When the minister wants to frighten his congregation he draws a picture of Infidelity. The Infidel has been used for years to scare weak-minded persons into accepting Christianity. Outwardly the Infidel is painted like a man, but the world is warned not to trust to appearances, for the Infidel is not what he looks to be; he is “a fiend in human shape” he is “a moral monster,” and a mirror in which everything bad and vicious can see its face.
We do not wonder that a minister paints the Infidel in black. He has hurt the minister’s business, and so must suffer for what he has done. But we do wonder that so large a part of the world is frightened at the word “Infidelity.”

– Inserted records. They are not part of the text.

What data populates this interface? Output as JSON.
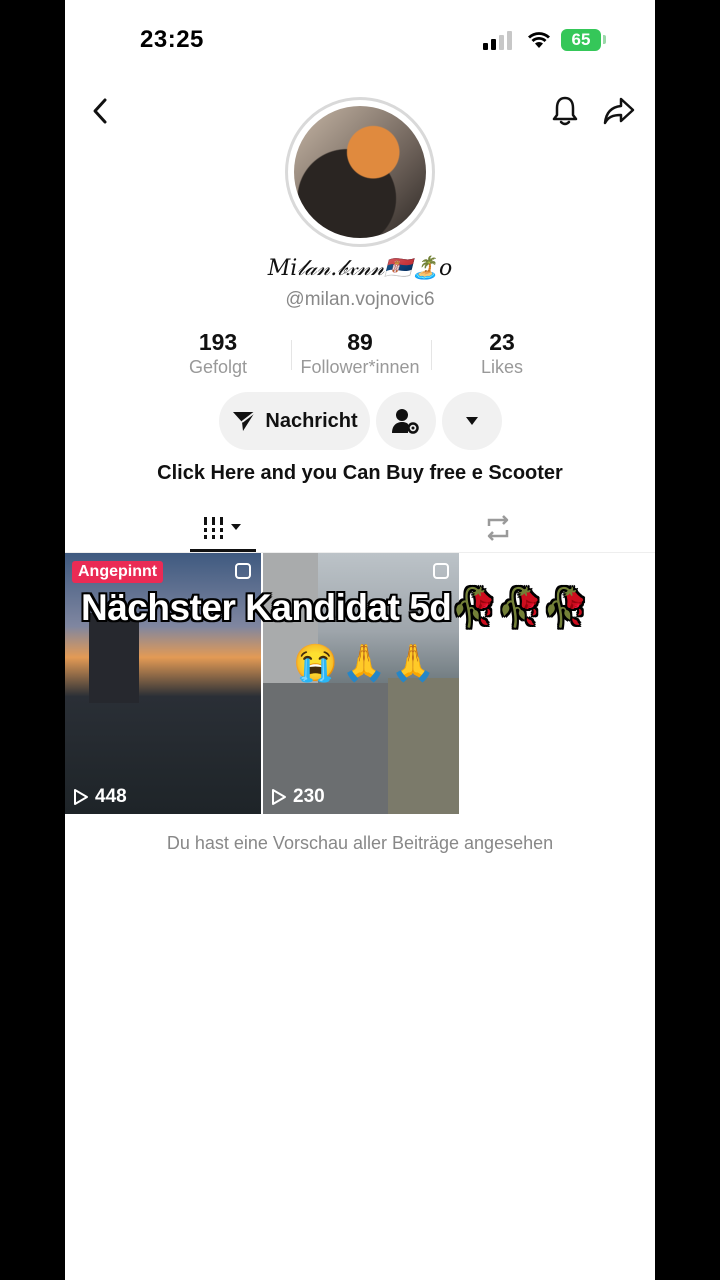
{
  "status_bar": {
    "time": "23:25",
    "battery": "65"
  },
  "profile": {
    "display_name": "𝑀𝑖𝓁𝒶𝓃.𝒷𝓍𝓃𝓃🇷🇸🏝️o",
    "handle": "@milan.vojnovic6",
    "stats": [
      {
        "value": "193",
        "label": "Gefolgt"
      },
      {
        "value": "89",
        "label": "Follower*innen"
      },
      {
        "value": "23",
        "label": "Likes"
      }
    ],
    "message_button": "Nachricht",
    "bio": "Click Here and you Can Buy free e Scooter"
  },
  "videos": [
    {
      "badge": "Angepinnt",
      "views": "448"
    },
    {
      "views": "230"
    }
  ],
  "overlay": {
    "caption": "Nächster Kandidat 5d🥀🥀🥀",
    "emoji_line": "😭🙏🙏"
  },
  "footer_note": "Du hast eine Vorschau aller Beiträge angesehen",
  "icons": {
    "back": "chevron-left-icon",
    "bell": "bell-icon",
    "share": "share-arrow-icon",
    "add_friend": "person-settings-icon",
    "more": "triangle-down-icon",
    "grid_tab": "grid-filter-icon",
    "repost_tab": "repost-icon"
  },
  "colors": {
    "pinned_badge": "#ea2b55",
    "battery": "#35c759"
  }
}
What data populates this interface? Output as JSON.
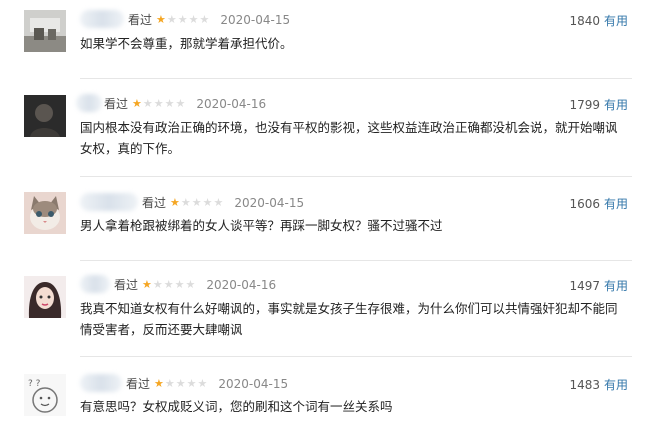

It is a fact that an Infidel would never be known if he himself did not disclose his character. To conceal his Infidelity he has only to keep still, to hide behind silence.
Infidelity is nothing more or less than intellectual fidelity, and an Infidel is a man too honest to disguise his real thoughts and convictions. Had the Infidel not been honest he would still be in the Church, a hypocrite, to be sure, but this could not affect his religious status at all. Intellectual and moral uprightness is the distinguishing characteristic of modem Infidelity. The modem Infidel trusts his brain and his heart; he accepts as true what appeals to his reason, and makes known his convictions as though to conceal them were a vice or a crime.
The Infidel gains nothing by avowing his convictions; on the contrary, he is condemned for making them known. The Christian presumes upon the right to damn Infidels here and to teach that God will damn them hereafter.
It is in the face of a fate, in many instances cruel, that a man acknowledges that his honest thoughts, his honest convictions place him in antagonism to the popular faith, and yet he is denounced, rather than praised, for his brave action.
Infidelity is the proof of an honest man. Hypocrisy cannot hide in its shadow. Every man in the Christian church may be a hypocrite, a knave, a pretender professing its faith, while laughing inwardly at its foolish superstitions, but every man who espouses Infidelity must reveal his true character, must show exactly what he is.
A dishonest or hypocritical Infidel is an impossibility. There is nothing to be gained, but much to be lost, by confessing one’s disbelief of the Christian dogmas. It is the man who prizes self- respect above the world’s approval who takes the fate of Infidelity – be it what it may.